SIKI MGABADELI: Building-sector confidence regained some ground in the third quarter, rising to 38 points from 34 in the second quarter. Higher confidence was recorded among five of the six sub-sectors that are measured, led by quantity surveyors. Even though confidence improved, the current level of the index indicates that more than 60% of respondents are dissatisfied with the prevailing business conditions.
Let’s chat to John Loos, who is property economist at FNB. John, thanks so much for your time today. I’m tempted to say it’s good news, because I’m always grasping at straws, looking for some good news. We are seeing a turn towards the positive, even though more than 60% of respondents are still dissatisfied. Can I say that?
JOHN LOOS: Ja. I suppose the best way to put it is that it’s not stronger – it’s less weak. One always wants to see these things improve, but on a scale of 0–100 it’s down at 38 still, up from 34. So the overwhelming majority of survey respondents are not happy with conditions at the moment.
The only exception to that is probably, if you break it up by region, in the Western Cape, where you’ve got about a 60 level of business confidence. It’s certainly going very well there, but not for the rest of the country.
SIKI MGABADELI: I see that building activity remained unchanged from the last quarter. What’s holding that back and is it both residential and non-residential?
JOHN LOOS: This is the other thing. The confidence improvement didn’t appear to be due to any improvement in actual activity taking place. The survey respondents suggested more or less a similar amount of activity, but an improvement in profitability and a decline in tendering competition.
So that can mean one of two things: perhaps a few more projects being put out to tender for the future, which means a pipeline coming through. It could be a combination of that and possibly one or two players that have dropped out of the market. That’s the negative side, which can boost confidence and profitability for the rest.

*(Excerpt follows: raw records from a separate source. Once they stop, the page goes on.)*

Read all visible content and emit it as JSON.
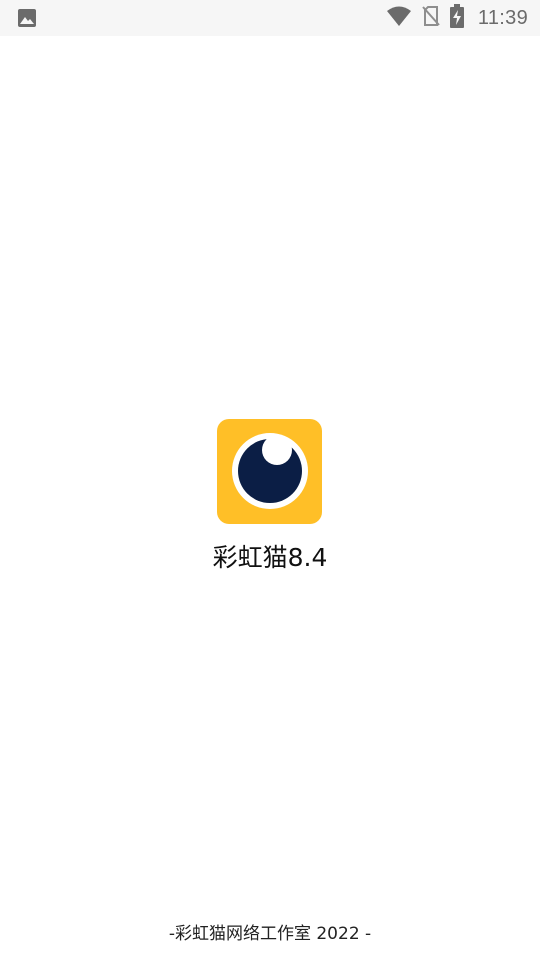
{
  "status_bar": {
    "time": "11:39",
    "icons": [
      "image-icon",
      "wifi-icon",
      "no-sim-icon",
      "battery-charging-icon"
    ]
  },
  "splash": {
    "app_name": "彩虹猫8.4",
    "footer": "-彩虹猫网络工作室 2022 -",
    "icon_name": "eye-logo-icon"
  },
  "colors": {
    "status_bar_bg": "#f6f6f6",
    "status_icons": "#6b6b6b",
    "icon_bg": "#ffbf27",
    "eye_pupil": "#0b1e45",
    "eye_ring": "#ffffff"
  }
}
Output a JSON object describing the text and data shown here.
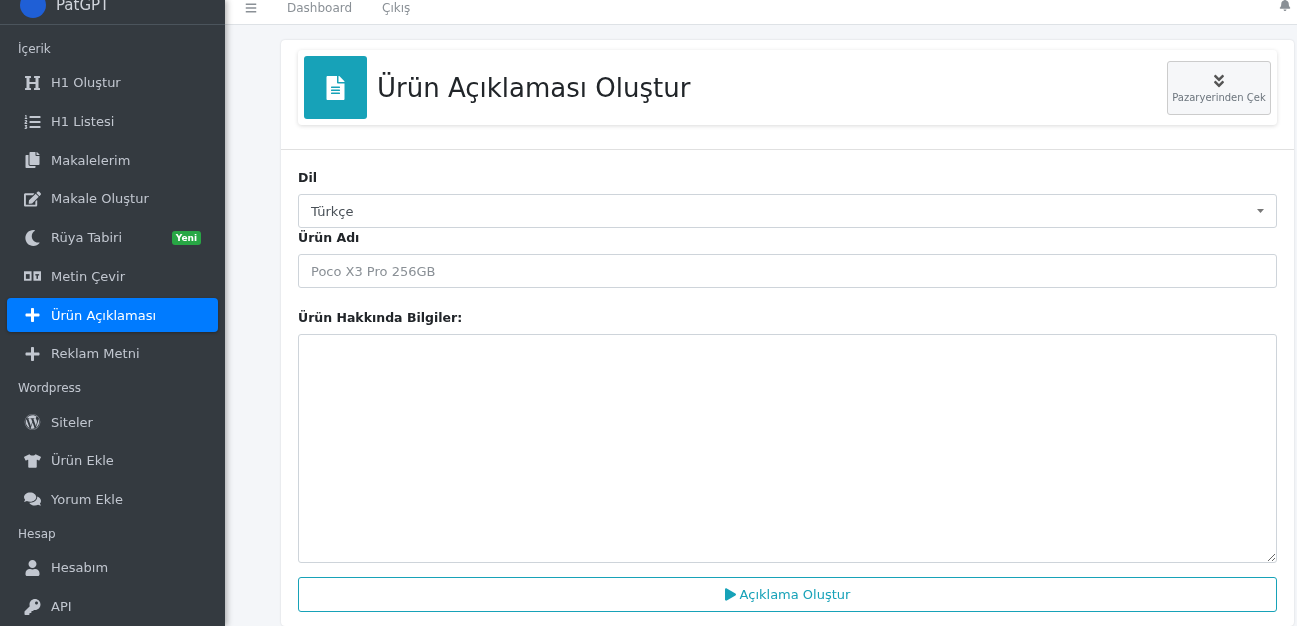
{
  "sidebar": {
    "brand": "PatGPT",
    "sections": [
      {
        "header": "İçerik",
        "items": [
          {
            "label": "H1 Oluştur",
            "selected": false
          },
          {
            "label": "H1 Listesi",
            "selected": false
          },
          {
            "label": "Makalelerim",
            "selected": false
          },
          {
            "label": "Makale Oluştur",
            "selected": false
          },
          {
            "label": "Rüya Tabiri",
            "selected": false,
            "badge": "Yeni"
          },
          {
            "label": "Metin Çevir",
            "selected": false
          },
          {
            "label": "Ürün Açıklaması",
            "selected": true
          },
          {
            "label": "Reklam Metni",
            "selected": false
          }
        ]
      },
      {
        "header": "Wordpress",
        "items": [
          {
            "label": "Siteler",
            "selected": false
          },
          {
            "label": "Ürün Ekle",
            "selected": false
          },
          {
            "label": "Yorum Ekle",
            "selected": false
          }
        ]
      },
      {
        "header": "Hesap",
        "items": [
          {
            "label": "Hesabım",
            "selected": false
          },
          {
            "label": "API",
            "selected": false
          }
        ]
      }
    ]
  },
  "navbar": {
    "links": [
      "Dashboard",
      "Çıkış"
    ]
  },
  "page": {
    "title": "Ürün Açıklaması Oluştur",
    "fetch_button": "Pazaryerinden Çek",
    "form": {
      "language": {
        "label": "Dil",
        "value": "Türkçe"
      },
      "product_name": {
        "label": "Ürün Adı",
        "placeholder": "Poco X3 Pro 256GB"
      },
      "info": {
        "label": "Ürün Hakkında Bilgiler:"
      },
      "submit": "Açıklama Oluştur"
    }
  }
}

If one looks at the pipeline, it indicates that the pipeline quantity-surveyor confidence rose a bit there and for architects – for quantity surveyors quite a bit from 35 to 50. So that suggests there’s a pipeline of activity that’ll come through and boost the activity for building contractors ultimately.
SIKI MGABADELI: Are there any encouraging signs for the short term?
JOHN LOOS: Well, I suppose it’s moderately encouraging when you look at the quantity-surveyor confidence and you see that there might be something of a pipeline. At the moment it looks like whatever is improving is more on the residential side.
The commercial side at the moment is very much in the doldrums. Contractor confidence on the non-residential side actually weakened a little bit in the quarter.
SIKI MGABADELI: What was the one sub-sector where higher confidence was not recorded?
JOHN LOOS: Most of them have been recorded, but the very low one is retailers. Retailers of hardware material are down at about 30-odd. So they really are in the doldrums – 31 to be exact. And materials manufacturers as well – at 21. They also showed very slight improvements but yes, very, very low figures coming out there.
SIKI MGABADELI: [Chuckling] I think we are both trying to find the silver lining. Thanks, John.